“We see several episodes where he shows some great work communication skills and some where he legit closes deals with people with ease (like the deal at the convention and Applebee’s).
He has index cards with his clients that have all sorts of information about them good and bad. And he knows what to and what not to say to them. So, when it comes to peer relationships, Michael is a people person. Which is why people would say he's a bad boss or at least a weird cringy one. He gets too personal but for some salesmen it works.”
Scott is actually the perfect embodiment of the Peter Principle, which says “that a person who is competent at their job will earn a promotion to a position that requires different skills.”
He’s a fantastic salesman that is wholly unequipped to be a manager.
When NBC first brought The Office stateside from BBC, Scott’s character was actually too incompetent (mirroring Ricky Gervais’ original character David Brent).
Gervais — who co-created the UK version of The Office — told NBC to give Scott real selling skills. Here is why, according to ScreenRant:
Gervais made it clear that "in England, you can be really, really bad at your job for a long time and you never get fired." He worried that in America if Michael was bad at his job, it would frustrate viewers. Gervais then advised that Michael "can be a buffoon, he can be silly, he can be irritating" but it was truly important that the NBC series "show glimpses of [Michael] actually being a good salesperson."
And, people, this is why Gervais is worth $140m (he still gets 10% of syndication equity points on The Office).
Anyways, here is my favourite Michael Scott gag from the show…
…and you will def enjoy this 10-minute video of Michael Scott being a good salesman:
See y’all next week!
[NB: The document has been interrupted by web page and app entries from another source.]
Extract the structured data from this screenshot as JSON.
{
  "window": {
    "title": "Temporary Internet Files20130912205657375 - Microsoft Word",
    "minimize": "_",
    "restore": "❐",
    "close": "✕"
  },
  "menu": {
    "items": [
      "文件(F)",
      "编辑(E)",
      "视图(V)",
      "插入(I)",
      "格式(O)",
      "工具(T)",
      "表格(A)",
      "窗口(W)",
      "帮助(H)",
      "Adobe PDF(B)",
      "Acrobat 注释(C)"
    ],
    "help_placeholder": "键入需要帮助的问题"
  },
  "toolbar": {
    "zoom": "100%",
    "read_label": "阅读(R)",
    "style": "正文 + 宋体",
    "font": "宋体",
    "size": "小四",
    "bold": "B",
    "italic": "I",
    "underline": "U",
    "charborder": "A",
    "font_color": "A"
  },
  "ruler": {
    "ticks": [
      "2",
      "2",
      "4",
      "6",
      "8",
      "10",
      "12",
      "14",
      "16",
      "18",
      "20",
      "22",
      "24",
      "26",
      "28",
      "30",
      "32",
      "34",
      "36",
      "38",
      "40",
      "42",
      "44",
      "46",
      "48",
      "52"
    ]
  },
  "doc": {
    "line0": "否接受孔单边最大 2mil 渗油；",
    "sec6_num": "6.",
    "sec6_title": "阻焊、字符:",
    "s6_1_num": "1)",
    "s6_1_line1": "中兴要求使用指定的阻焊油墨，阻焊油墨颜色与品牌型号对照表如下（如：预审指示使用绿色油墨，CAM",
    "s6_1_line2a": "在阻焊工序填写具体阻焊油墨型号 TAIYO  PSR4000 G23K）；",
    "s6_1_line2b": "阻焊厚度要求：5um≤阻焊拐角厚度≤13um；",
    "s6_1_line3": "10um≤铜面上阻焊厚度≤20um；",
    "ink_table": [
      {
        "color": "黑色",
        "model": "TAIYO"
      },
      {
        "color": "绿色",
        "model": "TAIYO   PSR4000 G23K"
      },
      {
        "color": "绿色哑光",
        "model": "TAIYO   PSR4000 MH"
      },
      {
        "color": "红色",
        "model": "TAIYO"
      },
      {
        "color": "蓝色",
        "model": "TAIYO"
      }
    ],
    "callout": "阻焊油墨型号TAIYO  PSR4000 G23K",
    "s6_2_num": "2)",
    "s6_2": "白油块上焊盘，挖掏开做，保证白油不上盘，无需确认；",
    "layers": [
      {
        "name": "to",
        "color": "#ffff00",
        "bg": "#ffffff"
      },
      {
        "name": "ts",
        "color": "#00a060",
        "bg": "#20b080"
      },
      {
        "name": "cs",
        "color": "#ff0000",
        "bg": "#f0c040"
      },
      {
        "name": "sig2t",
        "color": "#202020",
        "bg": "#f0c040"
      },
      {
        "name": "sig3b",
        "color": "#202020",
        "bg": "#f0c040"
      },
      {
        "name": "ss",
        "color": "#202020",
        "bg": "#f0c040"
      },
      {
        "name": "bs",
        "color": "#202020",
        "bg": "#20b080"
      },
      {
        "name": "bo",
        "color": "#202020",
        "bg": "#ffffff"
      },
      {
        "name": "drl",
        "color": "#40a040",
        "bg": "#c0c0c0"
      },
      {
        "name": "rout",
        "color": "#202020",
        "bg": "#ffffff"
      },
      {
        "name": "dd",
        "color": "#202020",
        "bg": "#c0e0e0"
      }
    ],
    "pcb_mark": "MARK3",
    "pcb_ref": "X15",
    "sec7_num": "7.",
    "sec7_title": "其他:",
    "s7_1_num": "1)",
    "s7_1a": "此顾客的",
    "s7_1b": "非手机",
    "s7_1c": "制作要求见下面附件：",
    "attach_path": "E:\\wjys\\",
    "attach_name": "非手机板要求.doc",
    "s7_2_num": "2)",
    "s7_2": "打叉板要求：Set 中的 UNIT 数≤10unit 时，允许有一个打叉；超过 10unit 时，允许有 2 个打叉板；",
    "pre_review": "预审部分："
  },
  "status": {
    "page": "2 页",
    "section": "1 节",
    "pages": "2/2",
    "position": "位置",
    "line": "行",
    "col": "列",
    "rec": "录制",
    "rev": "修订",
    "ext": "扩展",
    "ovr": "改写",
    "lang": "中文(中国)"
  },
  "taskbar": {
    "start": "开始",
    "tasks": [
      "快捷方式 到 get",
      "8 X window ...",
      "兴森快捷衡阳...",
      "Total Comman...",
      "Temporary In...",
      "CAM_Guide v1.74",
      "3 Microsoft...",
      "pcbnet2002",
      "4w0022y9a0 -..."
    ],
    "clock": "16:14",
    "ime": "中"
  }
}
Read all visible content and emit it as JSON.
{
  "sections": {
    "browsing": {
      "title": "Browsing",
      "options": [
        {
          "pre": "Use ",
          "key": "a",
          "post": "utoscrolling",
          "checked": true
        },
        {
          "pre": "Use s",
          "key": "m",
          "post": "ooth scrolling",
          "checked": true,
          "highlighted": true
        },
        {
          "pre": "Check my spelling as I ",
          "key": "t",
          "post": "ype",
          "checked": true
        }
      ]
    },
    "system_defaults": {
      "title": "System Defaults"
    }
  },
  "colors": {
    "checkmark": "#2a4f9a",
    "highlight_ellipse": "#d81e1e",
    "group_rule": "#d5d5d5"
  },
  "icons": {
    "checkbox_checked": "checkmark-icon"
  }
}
Missed Carine Roman, who is Chief Customer Officer at Mailchimp
Love the new format, nice compliment to your twitter feed, which I religiously follow!